● Goal of the exercise:
Keeping every line intact, print the records that follow.

[Interface dataset entries]
Content starts

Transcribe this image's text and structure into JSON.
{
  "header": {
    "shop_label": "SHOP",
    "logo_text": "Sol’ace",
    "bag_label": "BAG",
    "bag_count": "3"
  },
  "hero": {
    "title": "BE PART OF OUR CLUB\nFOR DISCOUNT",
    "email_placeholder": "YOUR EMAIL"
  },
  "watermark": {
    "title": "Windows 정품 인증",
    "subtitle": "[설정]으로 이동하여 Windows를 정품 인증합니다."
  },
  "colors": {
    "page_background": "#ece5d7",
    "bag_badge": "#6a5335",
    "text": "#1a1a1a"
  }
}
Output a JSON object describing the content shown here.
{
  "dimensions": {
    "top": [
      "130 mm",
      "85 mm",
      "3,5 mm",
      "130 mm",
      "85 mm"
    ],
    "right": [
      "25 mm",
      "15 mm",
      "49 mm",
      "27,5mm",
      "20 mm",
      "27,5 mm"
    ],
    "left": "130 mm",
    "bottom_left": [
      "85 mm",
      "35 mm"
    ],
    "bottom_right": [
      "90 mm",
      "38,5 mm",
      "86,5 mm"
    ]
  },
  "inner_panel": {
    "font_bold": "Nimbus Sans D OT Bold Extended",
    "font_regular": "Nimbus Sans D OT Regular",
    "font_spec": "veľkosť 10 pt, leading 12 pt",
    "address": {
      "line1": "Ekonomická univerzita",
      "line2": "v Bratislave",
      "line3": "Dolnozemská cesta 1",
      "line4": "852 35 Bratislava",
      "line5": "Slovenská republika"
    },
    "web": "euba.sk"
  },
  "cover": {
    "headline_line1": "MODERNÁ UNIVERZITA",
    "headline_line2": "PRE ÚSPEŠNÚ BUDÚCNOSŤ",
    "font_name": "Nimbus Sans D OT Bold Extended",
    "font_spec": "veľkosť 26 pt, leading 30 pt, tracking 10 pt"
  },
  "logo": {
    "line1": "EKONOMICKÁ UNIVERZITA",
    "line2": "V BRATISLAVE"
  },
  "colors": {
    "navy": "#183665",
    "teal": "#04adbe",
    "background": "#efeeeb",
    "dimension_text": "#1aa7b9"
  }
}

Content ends

● Response area:
Transcribe this image's text and structure into JSON.
{
  "header": {
    "shop_label": "SHOP",
    "logo_text": "Sol’ace",
    "bag_label": "BAG",
    "bag_count": "3"
  },
  "hero": {
    "title": "BE PART OF OUR CLUB\nFOR DISCOUNT",
    "email_placeholder": "YOUR EMAIL"
  },
  "watermark": {
    "title": "Windows 정품 인증",
    "subtitle": "[설정]으로 이동하여 Windows를 정품 인증합니다."
  },
  "colors": {
    "page_background": "#ece5d7",
    "bag_badge": "#6a5335",
    "text": "#1a1a1a"
  }
}
Output a JSON object describing the content shown here.
{
  "dimensions": {
    "top": [
      "130 mm",
      "85 mm",
      "3,5 mm",
      "130 mm",
      "85 mm"
    ],
    "right": [
      "25 mm",
      "15 mm",
      "49 mm",
      "27,5mm",
      "20 mm",
      "27,5 mm"
    ],
    "left": "130 mm",
    "bottom_left": [
      "85 mm",
      "35 mm"
    ],
    "bottom_right": [
      "90 mm",
      "38,5 mm",
      "86,5 mm"
    ]
  },
  "inner_panel": {
    "font_bold": "Nimbus Sans D OT Bold Extended",
    "font_regular": "Nimbus Sans D OT Regular",
    "font_spec": "veľkosť 10 pt, leading 12 pt",
    "address": {
      "line1": "Ekonomická univerzita",
      "line2": "v Bratislave",
      "line3": "Dolnozemská cesta 1",
      "line4": "852 35 Bratislava",
      "line5": "Slovenská republika"
    },
    "web": "euba.sk"
  },
  "cover": {
    "headline_line1": "MODERNÁ UNIVERZITA",
    "headline_line2": "PRE ÚSPEŠNÚ BUDÚCNOSŤ",
    "font_name": "Nimbus Sans D OT Bold Extended",
    "font_spec": "veľkosť 26 pt, leading 30 pt, tracking 10 pt"
  },
  "logo": {
    "line1": "EKONOMICKÁ UNIVERZITA",
    "line2": "V BRATISLAVE"
  },
  "colors": {
    "navy": "#183665",
    "teal": "#04adbe",
    "background": "#efeeeb",
    "dimension_text": "#1aa7b9"
  }
}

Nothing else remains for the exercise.